Following a period of empty time for many, followed by a gradual return to work, consumers have developed a keener understanding of food and seasons, leading to a 20% uplift in meal occasions at home. An urge to get hands-on means they may not be willing to return to their old selves and instead, looking to diversify their home-cooked meals and recreate OOH occasions. Home baking kits provide opportunity for consumers to feel like they’ve had a hand in baking, but without the extended time required to follow traditional scratch recipes.
Care for our Planet
Restrictions on travel and focus on ‘Outside Connections’ cited above, has urged consumers to champion local food/ingredients. Food loss/waste makes up around 10% of total global greenhouse gas emissions and coupled with the 43% of bread eaters/buyers willing to purchase bread products made with leftover bread goods e.g. crusts/baguettes, presents opportunity for bakers to produce items such as Crostini or Banana Bread from surplus lines.

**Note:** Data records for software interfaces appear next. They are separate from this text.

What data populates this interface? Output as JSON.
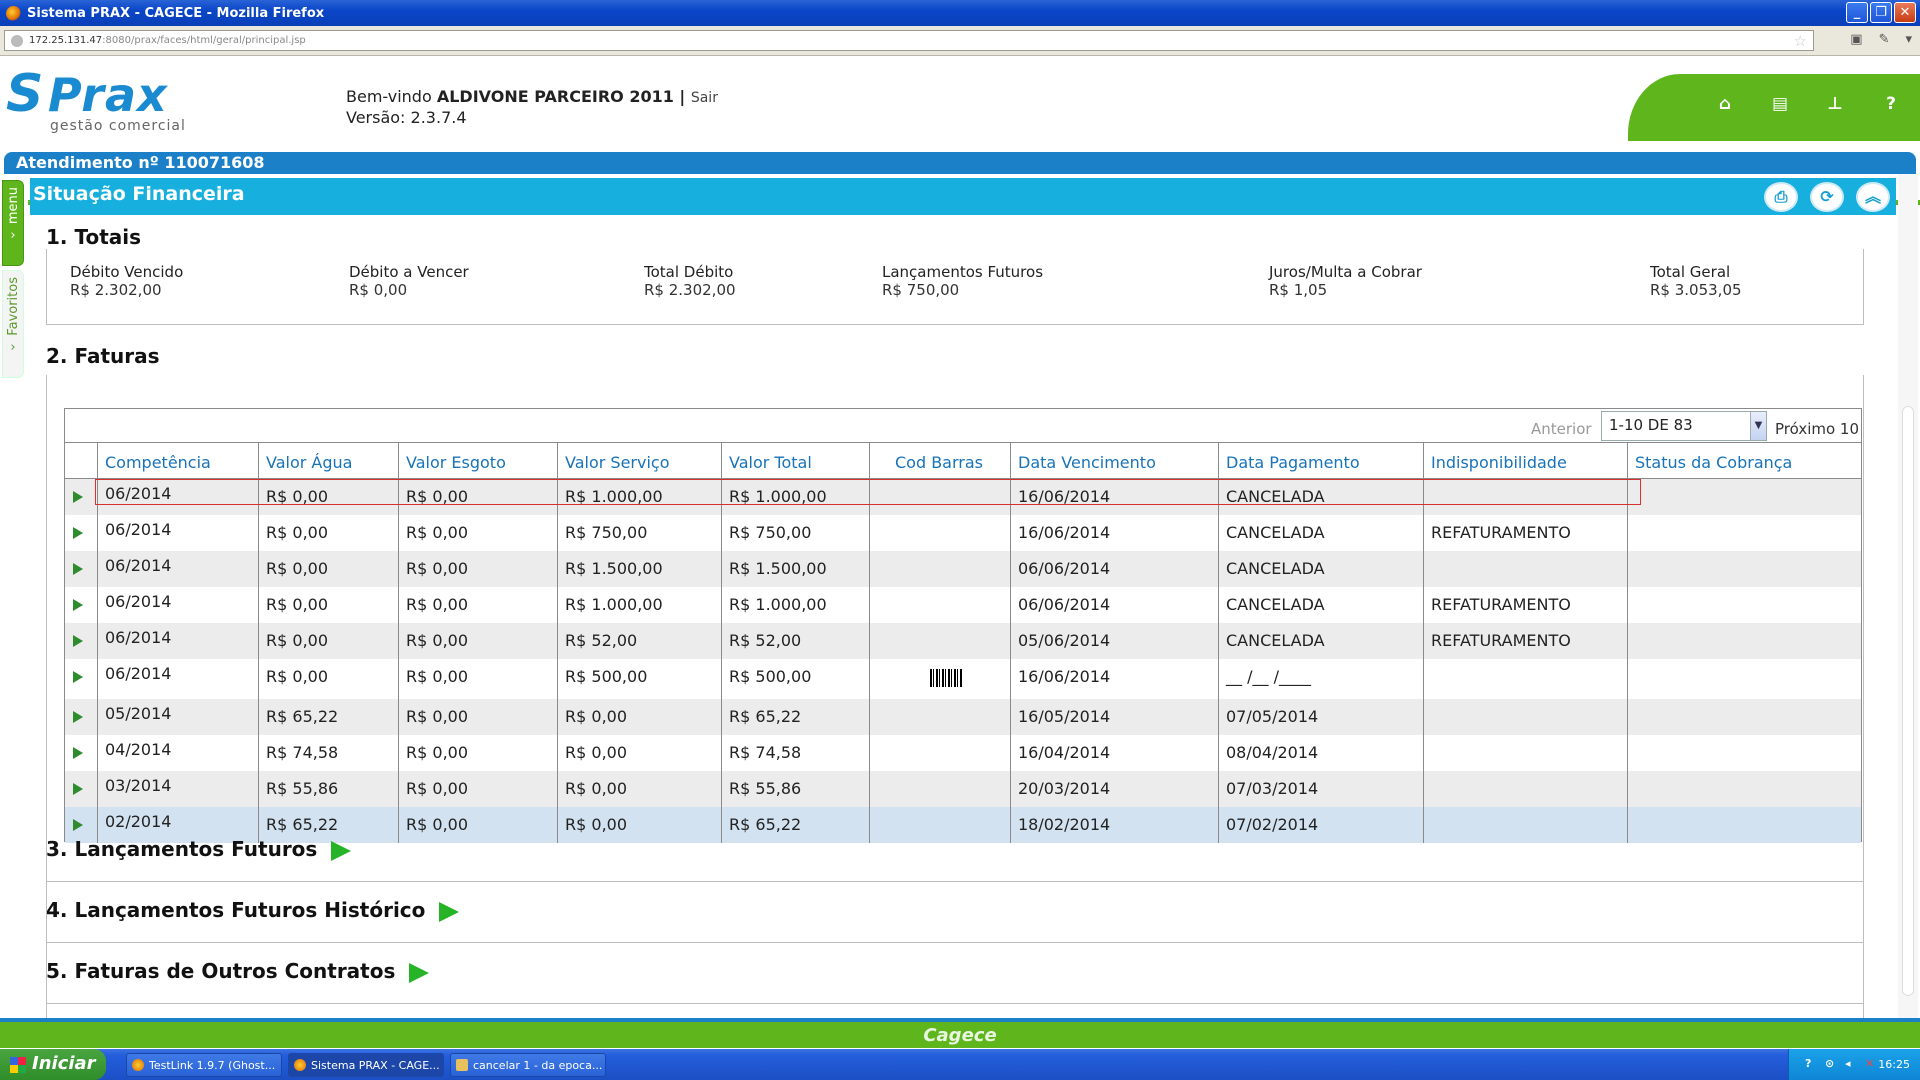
{
  "window": {
    "title": "Sistema PRAX - CAGECE - Mozilla Firefox"
  },
  "browser": {
    "url_host": "172.25.131.47",
    "url_rest": ":8080/prax/faces/html/geral/principal.jsp"
  },
  "header": {
    "logo_name": "Prax",
    "logo_sub": "gestão comercial",
    "welcome_prefix": "Bem-vindo ",
    "user": "ALDIVONE PARCEIRO 2011",
    "sep": " | ",
    "logout": "Sair",
    "version": "Versão: 2.3.7.4",
    "nav_icons": [
      "home-icon",
      "print-icon",
      "sitemap-icon",
      "help-icon"
    ]
  },
  "atendimento": "Atendimento nº 110071608",
  "sidebar": {
    "menu": "menu",
    "favoritos": "Favoritos"
  },
  "page": {
    "title": "Situação Financeira"
  },
  "totais": {
    "heading": "1. Totais",
    "items": [
      {
        "label": "Débito Vencido",
        "value": "R$ 2.302,00"
      },
      {
        "label": "Débito a Vencer",
        "value": "R$ 0,00"
      },
      {
        "label": "Total Débito",
        "value": "R$ 2.302,00"
      },
      {
        "label": "Lançamentos Futuros",
        "value": "R$ 750,00"
      },
      {
        "label": "Juros/Multa a Cobrar",
        "value": "R$ 1,05"
      },
      {
        "label": "Total Geral",
        "value": "R$ 3.053,05"
      }
    ]
  },
  "faturas": {
    "heading": "2. Faturas",
    "pager": {
      "previous": "Anterior",
      "selected": "1-10 DE 83",
      "next": "Próximo 10"
    },
    "columns": [
      "Competência",
      "Valor Água",
      "Valor Esgoto",
      "Valor Serviço",
      "Valor Total",
      "Cod Barras",
      "Data Vencimento",
      "Data Pagamento",
      "Indisponibilidade",
      "Status da Cobrança"
    ],
    "rows": [
      [
        "06/2014",
        "R$ 0,00",
        "R$ 0,00",
        "R$ 1.000,00",
        "R$ 1.000,00",
        "",
        "16/06/2014",
        "CANCELADA",
        "",
        ""
      ],
      [
        "06/2014",
        "R$ 0,00",
        "R$ 0,00",
        "R$ 750,00",
        "R$ 750,00",
        "",
        "16/06/2014",
        "CANCELADA",
        "REFATURAMENTO",
        ""
      ],
      [
        "06/2014",
        "R$ 0,00",
        "R$ 0,00",
        "R$ 1.500,00",
        "R$ 1.500,00",
        "",
        "06/06/2014",
        "CANCELADA",
        "",
        ""
      ],
      [
        "06/2014",
        "R$ 0,00",
        "R$ 0,00",
        "R$ 1.000,00",
        "R$ 1.000,00",
        "",
        "06/06/2014",
        "CANCELADA",
        "REFATURAMENTO",
        ""
      ],
      [
        "06/2014",
        "R$ 0,00",
        "R$ 0,00",
        "R$ 52,00",
        "R$ 52,00",
        "",
        "05/06/2014",
        "CANCELADA",
        "REFATURAMENTO",
        ""
      ],
      [
        "06/2014",
        "R$ 0,00",
        "R$ 0,00",
        "R$ 500,00",
        "R$ 500,00",
        "barcode",
        "16/06/2014",
        "__ /__ /____",
        "",
        ""
      ],
      [
        "05/2014",
        "R$ 65,22",
        "R$ 0,00",
        "R$ 0,00",
        "R$ 65,22",
        "",
        "16/05/2014",
        "07/05/2014",
        "",
        ""
      ],
      [
        "04/2014",
        "R$ 74,58",
        "R$ 0,00",
        "R$ 0,00",
        "R$ 74,58",
        "",
        "16/04/2014",
        "08/04/2014",
        "",
        ""
      ],
      [
        "03/2014",
        "R$ 55,86",
        "R$ 0,00",
        "R$ 0,00",
        "R$ 55,86",
        "",
        "20/03/2014",
        "07/03/2014",
        "",
        ""
      ],
      [
        "02/2014",
        "R$ 65,22",
        "R$ 0,00",
        "R$ 0,00",
        "R$ 65,22",
        "",
        "18/02/2014",
        "07/02/2014",
        "",
        ""
      ]
    ]
  },
  "sections": [
    {
      "heading": "3. Lançamentos Futuros"
    },
    {
      "heading": "4. Lançamentos Futuros Histórico"
    },
    {
      "heading": "5. Faturas de Outros Contratos"
    }
  ],
  "footer": {
    "brand": "Cagece"
  },
  "taskbar": {
    "start": "Iniciar",
    "tasks": [
      "TestLink 1.9.7 (Ghost...",
      "Sistema PRAX - CAGE...",
      "cancelar 1 - da epoca..."
    ],
    "clock": "16:25"
  },
  "colors": {
    "brand_green": "#5fb61c",
    "brand_blue": "#1c80c8",
    "section_cyan": "#17b0de",
    "selected_row": "#d3e2f0",
    "header_text": "#1873b8"
  }
}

Supercharged tech adoption has exploded onto the scene within the food sector and bakery segment, with many bakeries switching their model overnight to one which takes their core product range online, making them available direct to consumer doors. Aggregators such as Uber Eats, Deliveroo and Just Eat made it easy for consumers to get their favourite baked goods when lockdown began. The convenience factor for consumers and the widened reach for bakeries mean online deliveries is here for the long-term.
Stemming from the holistic comfort for consumers of classic films, programs and foods, nostalgia plays tunes in the bakery sector more than ever, with consumers craving goods which remind them of better times. Classic goods with a twist strike a balance between old and new and snack versions of old favourites play into consumers shift towards home-working.
The renaissance of weekly or bulk grocery shopping has sparked consumers to seek longer shelf-life products and coupled with online platforms/apps assisting with recipe planning and budget management, has signalled a shift in weekly routines. For instore bakery goods, shelf life must be maximised and packaging optimised to serve the return of weekly shoppers.
Sources: Mintel: How Covid-19 brought the future forward (May, 2020), Kantar: How COVID-19 is impacting our eating and drinking habits (June, 2020), The Food People: Preparing for the next normal in Food & Drink – 10 biggest shifts in food and drink (May, 2020).